- In arguing for/against the legitimacy of secession, both South Carolina and President Lincoln referred to the numerous agreements made between the colonies and, later, the states: the Articles of Association (1774), the Declaration of Independence (1776), the Articles of Confederation (1781), and the Constitution (1789). Does the existence of this series of agreements support or oppose the argument that the Union is perpetual?
- Who gets to decide whether the Union is perpetual? Why?
DAY ONE HOMEWORK
Have students read and complete Handout C: Lincoln’s First Inaugural Address.

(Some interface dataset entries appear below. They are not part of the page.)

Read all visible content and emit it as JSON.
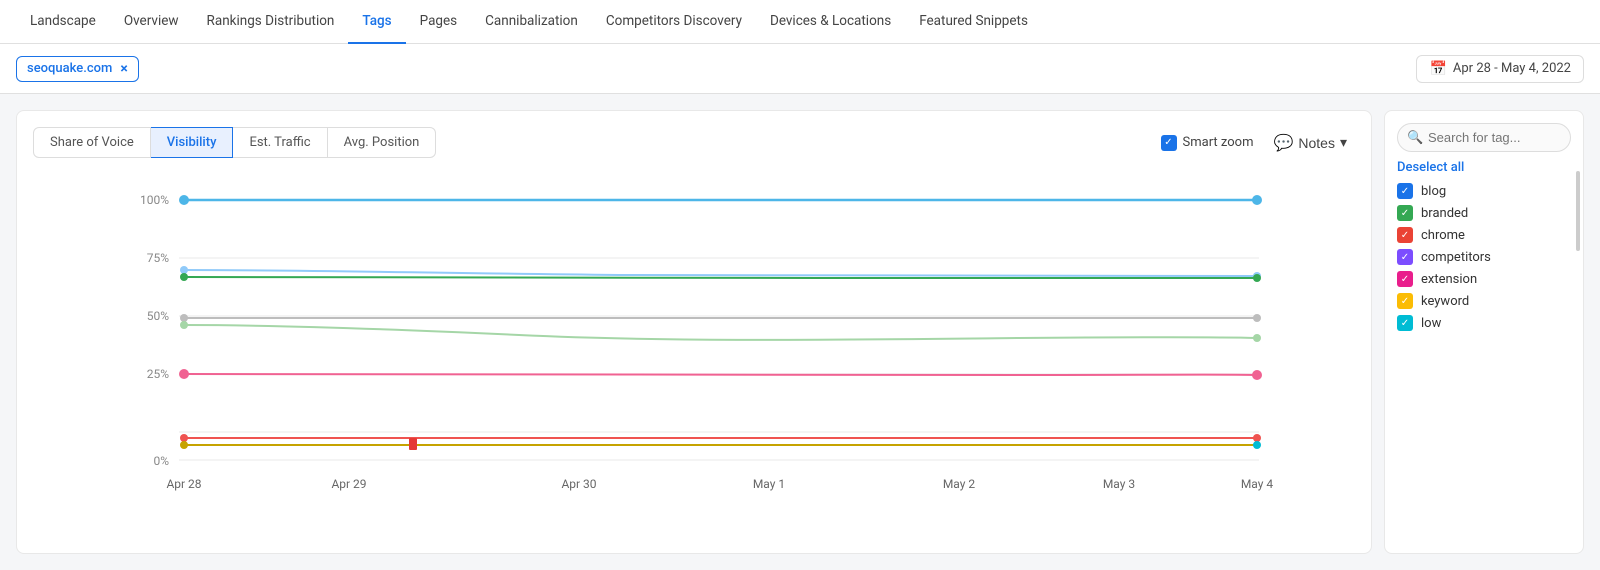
{
  "nav": {
    "items": [
      {
        "label": "Landscape",
        "active": false
      },
      {
        "label": "Overview",
        "active": false
      },
      {
        "label": "Rankings Distribution",
        "active": false
      },
      {
        "label": "Tags",
        "active": true
      },
      {
        "label": "Pages",
        "active": false
      },
      {
        "label": "Cannibalization",
        "active": false
      },
      {
        "label": "Competitors Discovery",
        "active": false
      },
      {
        "label": "Devices & Locations",
        "active": false
      },
      {
        "label": "Featured Snippets",
        "active": false
      }
    ]
  },
  "toolbar": {
    "domain": "seoquake.com",
    "close_label": "×",
    "date_range": "Apr 28 - May 4, 2022"
  },
  "metrics": {
    "tabs": [
      {
        "label": "Share of Voice",
        "active": false
      },
      {
        "label": "Visibility",
        "active": true
      },
      {
        "label": "Est. Traffic",
        "active": false
      },
      {
        "label": "Avg. Position",
        "active": false
      }
    ]
  },
  "controls": {
    "smart_zoom_label": "Smart zoom",
    "notes_label": "Notes",
    "chevron": "▾"
  },
  "chart": {
    "y_labels": [
      "100%",
      "75%",
      "50%",
      "25%",
      "0%"
    ],
    "x_labels": [
      "Apr 28",
      "Apr 29",
      "Apr 30",
      "May 1",
      "May 2",
      "May 3",
      "May 4"
    ]
  },
  "sidebar": {
    "search_placeholder": "Search for tag...",
    "deselect_all": "Deselect all",
    "tags": [
      {
        "label": "blog",
        "color": "#1a73e8",
        "checked": true
      },
      {
        "label": "branded",
        "color": "#34a853",
        "checked": true
      },
      {
        "label": "chrome",
        "color": "#ea4335",
        "checked": true
      },
      {
        "label": "competitors",
        "color": "#7c4dff",
        "checked": true
      },
      {
        "label": "extension",
        "color": "#e91e8c",
        "checked": true
      },
      {
        "label": "keyword",
        "color": "#fbbc04",
        "checked": true
      },
      {
        "label": "low",
        "color": "#00bcd4",
        "checked": true
      }
    ]
  }
}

The question of whether states should be able to oppose the federal government’s acts as unconstitutional has been debated in several important documents. Have students summarize the arguments about how states should be able to judge the constitutionality of federal government actions in the following documents: Report and Resolutions of the Hartford Convention; Virginia Resolutions; Kentucky Resolutions; South Carolina Exposition and Protest; South Carolina Ordinance of Nullification. Students should also look for more contemporary resolutions of this nature, passed by New Hampshire and other states in response to proposed national healthcare legislation.
A. James Fuller: The Election of 1860 | BRI Scholar Talks
BRI Senior Teaching Fellow Tony Williams sits down with author and University of Indianapolis professor of history James Fuller to discuss the dramatic 1860 presidential election and why it was so significant. Fuller reviews the sectionalism that divided the country and the contention that surrounded the election. What dangers threaten the national union when citizens do not trust each other? And what happens when groups of voters put their self-interest before the common good? Fuller is the author of several books on the Civil War and Reconstruction including "The Election of 1860 Reconsidered."